WORK INSTRUCTION:
Among the entries that follow, find every line with the word "peers" and copy it.

Excerpts from an interface dataset:
*****

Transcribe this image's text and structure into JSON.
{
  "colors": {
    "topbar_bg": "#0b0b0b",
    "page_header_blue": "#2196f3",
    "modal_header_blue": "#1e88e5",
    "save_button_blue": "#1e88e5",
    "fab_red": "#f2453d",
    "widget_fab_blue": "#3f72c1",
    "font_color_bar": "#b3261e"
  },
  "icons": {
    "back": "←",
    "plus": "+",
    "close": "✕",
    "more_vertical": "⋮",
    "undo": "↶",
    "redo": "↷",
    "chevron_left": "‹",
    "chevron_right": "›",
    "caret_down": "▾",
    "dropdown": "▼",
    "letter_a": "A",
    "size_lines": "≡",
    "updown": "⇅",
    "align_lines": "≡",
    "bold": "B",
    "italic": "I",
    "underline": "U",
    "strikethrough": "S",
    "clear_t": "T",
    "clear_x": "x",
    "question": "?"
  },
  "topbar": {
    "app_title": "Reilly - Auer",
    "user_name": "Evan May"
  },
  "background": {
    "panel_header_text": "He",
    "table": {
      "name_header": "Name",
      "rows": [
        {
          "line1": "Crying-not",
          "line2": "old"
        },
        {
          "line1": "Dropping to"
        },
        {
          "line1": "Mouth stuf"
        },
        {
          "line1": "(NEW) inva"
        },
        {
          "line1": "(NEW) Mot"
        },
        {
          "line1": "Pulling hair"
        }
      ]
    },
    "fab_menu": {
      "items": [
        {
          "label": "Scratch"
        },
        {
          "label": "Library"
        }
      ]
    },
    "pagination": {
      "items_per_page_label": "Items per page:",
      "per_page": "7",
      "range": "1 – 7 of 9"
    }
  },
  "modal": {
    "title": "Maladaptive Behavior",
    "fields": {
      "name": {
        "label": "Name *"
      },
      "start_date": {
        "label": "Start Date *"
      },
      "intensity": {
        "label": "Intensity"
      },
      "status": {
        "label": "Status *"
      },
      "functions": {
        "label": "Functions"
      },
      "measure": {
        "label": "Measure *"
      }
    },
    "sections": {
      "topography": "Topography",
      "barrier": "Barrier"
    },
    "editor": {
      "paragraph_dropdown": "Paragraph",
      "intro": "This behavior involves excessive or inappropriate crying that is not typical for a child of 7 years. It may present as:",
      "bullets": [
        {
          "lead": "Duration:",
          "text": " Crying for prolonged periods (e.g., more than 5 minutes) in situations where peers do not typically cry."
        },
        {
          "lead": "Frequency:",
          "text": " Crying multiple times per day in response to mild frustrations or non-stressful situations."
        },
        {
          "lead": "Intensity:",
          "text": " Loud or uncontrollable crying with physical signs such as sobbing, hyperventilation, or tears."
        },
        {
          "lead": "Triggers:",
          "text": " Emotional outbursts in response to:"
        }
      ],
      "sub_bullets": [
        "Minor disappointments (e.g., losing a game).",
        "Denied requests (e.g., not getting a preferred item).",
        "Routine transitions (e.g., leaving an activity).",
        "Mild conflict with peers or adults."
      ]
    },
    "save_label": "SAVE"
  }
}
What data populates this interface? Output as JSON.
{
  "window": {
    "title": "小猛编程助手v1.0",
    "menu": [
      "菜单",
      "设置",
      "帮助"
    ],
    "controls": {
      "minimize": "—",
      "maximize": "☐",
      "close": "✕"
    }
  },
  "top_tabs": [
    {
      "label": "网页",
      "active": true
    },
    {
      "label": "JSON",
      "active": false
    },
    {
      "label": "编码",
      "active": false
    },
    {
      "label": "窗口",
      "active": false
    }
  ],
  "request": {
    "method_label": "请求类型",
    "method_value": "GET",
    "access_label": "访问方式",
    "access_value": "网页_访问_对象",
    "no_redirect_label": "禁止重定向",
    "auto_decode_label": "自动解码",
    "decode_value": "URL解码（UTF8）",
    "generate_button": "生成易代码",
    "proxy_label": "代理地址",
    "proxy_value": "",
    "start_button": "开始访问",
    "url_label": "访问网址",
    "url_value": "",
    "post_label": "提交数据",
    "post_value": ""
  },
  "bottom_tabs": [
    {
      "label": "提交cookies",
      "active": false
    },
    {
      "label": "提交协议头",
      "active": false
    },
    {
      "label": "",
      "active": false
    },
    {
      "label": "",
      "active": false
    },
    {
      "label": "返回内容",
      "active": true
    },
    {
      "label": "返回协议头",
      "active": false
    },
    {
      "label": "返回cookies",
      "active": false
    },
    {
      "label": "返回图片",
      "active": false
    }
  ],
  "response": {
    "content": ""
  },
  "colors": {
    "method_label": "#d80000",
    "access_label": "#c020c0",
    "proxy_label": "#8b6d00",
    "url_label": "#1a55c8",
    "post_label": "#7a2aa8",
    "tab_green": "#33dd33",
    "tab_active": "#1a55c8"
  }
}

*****

TASK RESULT:
          "text": " Crying for prolonged periods (e.g., more than 5 minutes) in situations where peers do not typically cry."
        "Mild conflict with peers or adults."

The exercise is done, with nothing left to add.